## WHAT THE TASK ASKS:
Set the data down once more, in full and exactly.

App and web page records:
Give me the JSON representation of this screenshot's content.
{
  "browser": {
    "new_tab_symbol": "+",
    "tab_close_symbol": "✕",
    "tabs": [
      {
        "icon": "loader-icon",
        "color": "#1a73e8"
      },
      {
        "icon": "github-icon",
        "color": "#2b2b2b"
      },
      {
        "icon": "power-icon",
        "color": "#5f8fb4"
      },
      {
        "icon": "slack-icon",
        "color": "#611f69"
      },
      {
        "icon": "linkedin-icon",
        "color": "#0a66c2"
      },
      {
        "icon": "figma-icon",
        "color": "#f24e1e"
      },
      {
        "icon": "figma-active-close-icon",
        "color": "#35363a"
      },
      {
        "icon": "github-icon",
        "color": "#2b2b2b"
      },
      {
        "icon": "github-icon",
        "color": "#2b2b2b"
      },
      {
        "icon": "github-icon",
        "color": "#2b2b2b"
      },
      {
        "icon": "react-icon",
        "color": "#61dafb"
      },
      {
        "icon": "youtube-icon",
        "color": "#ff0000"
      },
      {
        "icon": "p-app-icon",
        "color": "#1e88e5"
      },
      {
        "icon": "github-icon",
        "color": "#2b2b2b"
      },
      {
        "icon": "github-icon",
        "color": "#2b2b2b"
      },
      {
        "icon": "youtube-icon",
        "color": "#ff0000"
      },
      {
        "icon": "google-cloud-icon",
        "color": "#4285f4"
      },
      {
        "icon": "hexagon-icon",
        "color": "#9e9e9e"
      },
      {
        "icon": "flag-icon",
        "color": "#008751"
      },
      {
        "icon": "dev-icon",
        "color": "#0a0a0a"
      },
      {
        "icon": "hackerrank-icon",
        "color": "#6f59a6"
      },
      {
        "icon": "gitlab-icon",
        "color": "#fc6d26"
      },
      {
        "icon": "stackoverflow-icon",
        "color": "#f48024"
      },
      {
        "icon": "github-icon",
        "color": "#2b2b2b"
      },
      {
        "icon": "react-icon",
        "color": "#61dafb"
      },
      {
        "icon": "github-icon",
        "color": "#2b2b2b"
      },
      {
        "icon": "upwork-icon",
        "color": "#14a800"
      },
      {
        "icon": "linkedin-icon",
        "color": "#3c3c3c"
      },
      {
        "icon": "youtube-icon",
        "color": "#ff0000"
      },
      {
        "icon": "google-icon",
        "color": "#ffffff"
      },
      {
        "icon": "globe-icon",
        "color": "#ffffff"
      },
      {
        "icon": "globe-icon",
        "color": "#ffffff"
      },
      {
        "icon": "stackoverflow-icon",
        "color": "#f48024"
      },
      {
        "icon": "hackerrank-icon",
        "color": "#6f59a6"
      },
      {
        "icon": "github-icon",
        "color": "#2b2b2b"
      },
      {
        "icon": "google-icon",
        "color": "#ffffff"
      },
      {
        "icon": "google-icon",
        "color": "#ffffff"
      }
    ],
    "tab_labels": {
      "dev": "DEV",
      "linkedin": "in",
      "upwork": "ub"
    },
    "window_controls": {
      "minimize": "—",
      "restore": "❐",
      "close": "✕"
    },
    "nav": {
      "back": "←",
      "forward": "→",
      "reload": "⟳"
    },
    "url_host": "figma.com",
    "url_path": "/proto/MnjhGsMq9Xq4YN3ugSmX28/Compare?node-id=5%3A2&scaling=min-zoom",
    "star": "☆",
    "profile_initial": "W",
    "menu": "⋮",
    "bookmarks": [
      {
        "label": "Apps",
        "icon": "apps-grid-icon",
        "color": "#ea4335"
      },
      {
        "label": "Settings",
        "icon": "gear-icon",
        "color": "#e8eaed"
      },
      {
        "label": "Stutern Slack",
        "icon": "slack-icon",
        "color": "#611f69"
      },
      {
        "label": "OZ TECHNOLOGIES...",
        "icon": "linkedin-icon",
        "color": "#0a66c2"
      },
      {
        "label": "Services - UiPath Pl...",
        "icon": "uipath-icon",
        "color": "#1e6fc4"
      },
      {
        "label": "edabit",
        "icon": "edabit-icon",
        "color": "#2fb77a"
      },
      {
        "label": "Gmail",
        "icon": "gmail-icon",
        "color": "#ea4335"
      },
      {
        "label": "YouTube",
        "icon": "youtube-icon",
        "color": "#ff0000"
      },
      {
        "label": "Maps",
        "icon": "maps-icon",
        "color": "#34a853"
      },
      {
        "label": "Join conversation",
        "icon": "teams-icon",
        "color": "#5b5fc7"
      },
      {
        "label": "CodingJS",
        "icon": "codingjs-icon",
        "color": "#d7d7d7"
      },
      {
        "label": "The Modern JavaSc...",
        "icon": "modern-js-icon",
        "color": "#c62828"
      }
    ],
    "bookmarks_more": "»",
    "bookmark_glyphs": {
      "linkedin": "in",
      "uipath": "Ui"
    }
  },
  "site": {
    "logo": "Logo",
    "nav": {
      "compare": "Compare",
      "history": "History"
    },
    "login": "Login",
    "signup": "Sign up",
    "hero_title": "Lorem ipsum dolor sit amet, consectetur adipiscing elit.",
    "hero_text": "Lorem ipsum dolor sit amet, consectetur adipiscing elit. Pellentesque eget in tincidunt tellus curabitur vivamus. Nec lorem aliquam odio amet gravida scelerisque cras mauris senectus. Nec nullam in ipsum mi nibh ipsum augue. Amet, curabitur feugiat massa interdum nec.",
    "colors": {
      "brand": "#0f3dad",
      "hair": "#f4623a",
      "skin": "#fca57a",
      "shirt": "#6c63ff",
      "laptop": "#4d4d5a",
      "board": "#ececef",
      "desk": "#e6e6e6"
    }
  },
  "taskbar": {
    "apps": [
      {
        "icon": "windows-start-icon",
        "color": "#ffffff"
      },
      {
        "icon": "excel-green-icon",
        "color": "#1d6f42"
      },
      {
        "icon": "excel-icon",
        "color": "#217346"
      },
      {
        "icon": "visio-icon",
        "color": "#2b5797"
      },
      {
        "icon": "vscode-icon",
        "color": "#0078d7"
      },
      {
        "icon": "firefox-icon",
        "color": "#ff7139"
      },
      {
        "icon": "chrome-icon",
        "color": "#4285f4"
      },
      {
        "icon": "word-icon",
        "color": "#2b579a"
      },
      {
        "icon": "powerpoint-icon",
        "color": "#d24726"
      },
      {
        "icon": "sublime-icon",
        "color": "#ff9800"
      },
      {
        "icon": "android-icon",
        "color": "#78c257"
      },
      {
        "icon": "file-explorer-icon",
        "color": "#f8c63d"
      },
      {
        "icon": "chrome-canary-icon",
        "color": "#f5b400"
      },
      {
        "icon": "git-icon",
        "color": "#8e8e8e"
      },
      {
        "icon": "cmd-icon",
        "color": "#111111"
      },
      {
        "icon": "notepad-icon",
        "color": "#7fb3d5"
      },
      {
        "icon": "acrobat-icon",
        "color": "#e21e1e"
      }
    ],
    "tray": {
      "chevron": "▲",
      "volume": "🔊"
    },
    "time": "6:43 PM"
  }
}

## WRITTEN RESPONSE:
Give me the JSON representation of this screenshot's content.
{
  "browser": {
    "new_tab_symbol": "+",
    "tab_close_symbol": "✕",
    "tabs": [
      {
        "icon": "loader-icon",
        "color": "#1a73e8"
      },
      {
        "icon": "github-icon",
        "color": "#2b2b2b"
      },
      {
        "icon": "power-icon",
        "color": "#5f8fb4"
      },
      {
        "icon": "slack-icon",
        "color": "#611f69"
      },
      {
        "icon": "linkedin-icon",
        "color": "#0a66c2"
      },
      {
        "icon": "figma-icon",
        "color": "#f24e1e"
      },
      {
        "icon": "figma-active-close-icon",
        "color": "#35363a"
      },
      {
        "icon": "github-icon",
        "color": "#2b2b2b"
      },
      {
        "icon": "github-icon",
        "color": "#2b2b2b"
      },
      {
        "icon": "github-icon",
        "color": "#2b2b2b"
      },
      {
        "icon": "react-icon",
        "color": "#61dafb"
      },
      {
        "icon": "youtube-icon",
        "color": "#ff0000"
      },
      {
        "icon": "p-app-icon",
        "color": "#1e88e5"
      },
      {
        "icon": "github-icon",
        "color": "#2b2b2b"
      },
      {
        "icon": "github-icon",
        "color": "#2b2b2b"
      },
      {
        "icon": "youtube-icon",
        "color": "#ff0000"
      },
      {
        "icon": "google-cloud-icon",
        "color": "#4285f4"
      },
      {
        "icon": "hexagon-icon",
        "color": "#9e9e9e"
      },
      {
        "icon": "flag-icon",
        "color": "#008751"
      },
      {
        "icon": "dev-icon",
        "color": "#0a0a0a"
      },
      {
        "icon": "hackerrank-icon",
        "color": "#6f59a6"
      },
      {
        "icon": "gitlab-icon",
        "color": "#fc6d26"
      },
      {
        "icon": "stackoverflow-icon",
        "color": "#f48024"
      },
      {
        "icon": "github-icon",
        "color": "#2b2b2b"
      },
      {
        "icon": "react-icon",
        "color": "#61dafb"
      },
      {
        "icon": "github-icon",
        "color": "#2b2b2b"
      },
      {
        "icon": "upwork-icon",
        "color": "#14a800"
      },
      {
        "icon": "linkedin-icon",
        "color": "#3c3c3c"
      },
      {
        "icon": "youtube-icon",
        "color": "#ff0000"
      },
      {
        "icon": "google-icon",
        "color": "#ffffff"
      },
      {
        "icon": "globe-icon",
        "color": "#ffffff"
      },
      {
        "icon": "globe-icon",
        "color": "#ffffff"
      },
      {
        "icon": "stackoverflow-icon",
        "color": "#f48024"
      },
      {
        "icon": "hackerrank-icon",
        "color": "#6f59a6"
      },
      {
        "icon": "github-icon",
        "color": "#2b2b2b"
      },
      {
        "icon": "google-icon",
        "color": "#ffffff"
      },
      {
        "icon": "google-icon",
        "color": "#ffffff"
      }
    ],
    "tab_labels": {
      "dev": "DEV",
      "linkedin": "in",
      "upwork": "ub"
    },
    "window_controls": {
      "minimize": "—",
      "restore": "❐",
      "close": "✕"
    },
    "nav": {
      "back": "←",
      "forward": "→",
      "reload": "⟳"
    },
    "url_host": "figma.com",
    "url_path": "/proto/MnjhGsMq9Xq4YN3ugSmX28/Compare?node-id=5%3A2&scaling=min-zoom",
    "star": "☆",
    "profile_initial": "W",
    "menu": "⋮",
    "bookmarks": [
      {
        "label": "Apps",
        "icon": "apps-grid-icon",
        "color": "#ea4335"
      },
      {
        "label": "Settings",
        "icon": "gear-icon",
        "color": "#e8eaed"
      },
      {
        "label": "Stutern Slack",
        "icon": "slack-icon",
        "color": "#611f69"
      },
      {
        "label": "OZ TECHNOLOGIES...",
        "icon": "linkedin-icon",
        "color": "#0a66c2"
      },
      {
        "label": "Services - UiPath Pl...",
        "icon": "uipath-icon",
        "color": "#1e6fc4"
      },
      {
        "label": "edabit",
        "icon": "edabit-icon",
        "color": "#2fb77a"
      },
      {
        "label": "Gmail",
        "icon": "gmail-icon",
        "color": "#ea4335"
      },
      {
        "label": "YouTube",
        "icon": "youtube-icon",
        "color": "#ff0000"
      },
      {
        "label": "Maps",
        "icon": "maps-icon",
        "color": "#34a853"
      },
      {
        "label": "Join conversation",
        "icon": "teams-icon",
        "color": "#5b5fc7"
      },
      {
        "label": "CodingJS",
        "icon": "codingjs-icon",
        "color": "#d7d7d7"
      },
      {
        "label": "The Modern JavaSc...",
        "icon": "modern-js-icon",
        "color": "#c62828"
      }
    ],
    "bookmarks_more": "»",
    "bookmark_glyphs": {
      "linkedin": "in",
      "uipath": "Ui"
    }
  },
  "site": {
    "logo": "Logo",
    "nav": {
      "compare": "Compare",
      "history": "History"
    },
    "login": "Login",
    "signup": "Sign up",
    "hero_title": "Lorem ipsum dolor sit amet, consectetur adipiscing elit.",
    "hero_text": "Lorem ipsum dolor sit amet, consectetur adipiscing elit. Pellentesque eget in tincidunt tellus curabitur vivamus. Nec lorem aliquam odio amet gravida scelerisque cras mauris senectus. Nec nullam in ipsum mi nibh ipsum augue. Amet, curabitur feugiat massa interdum nec.",
    "colors": {
      "brand": "#0f3dad",
      "hair": "#f4623a",
      "skin": "#fca57a",
      "shirt": "#6c63ff",
      "laptop": "#4d4d5a",
      "board": "#ececef",
      "desk": "#e6e6e6"
    }
  },
  "taskbar": {
    "apps": [
      {
        "icon": "windows-start-icon",
        "color": "#ffffff"
      },
      {
        "icon": "excel-green-icon",
        "color": "#1d6f42"
      },
      {
        "icon": "excel-icon",
        "color": "#217346"
      },
      {
        "icon": "visio-icon",
        "color": "#2b5797"
      },
      {
        "icon": "vscode-icon",
        "color": "#0078d7"
      },
      {
        "icon": "firefox-icon",
        "color": "#ff7139"
      },
      {
        "icon": "chrome-icon",
        "color": "#4285f4"
      },
      {
        "icon": "word-icon",
        "color": "#2b579a"
      },
      {
        "icon": "powerpoint-icon",
        "color": "#d24726"
      },
      {
        "icon": "sublime-icon",
        "color": "#ff9800"
      },
      {
        "icon": "android-icon",
        "color": "#78c257"
      },
      {
        "icon": "file-explorer-icon",
        "color": "#f8c63d"
      },
      {
        "icon": "chrome-canary-icon",
        "color": "#f5b400"
      },
      {
        "icon": "git-icon",
        "color": "#8e8e8e"
      },
      {
        "icon": "cmd-icon",
        "color": "#111111"
      },
      {
        "icon": "notepad-icon",
        "color": "#7fb3d5"
      },
      {
        "icon": "acrobat-icon",
        "color": "#e21e1e"
      }
    ],
    "tray": {
      "chevron": "▲",
      "volume": "🔊"
    },
    "time": "6:43 PM"
  }
}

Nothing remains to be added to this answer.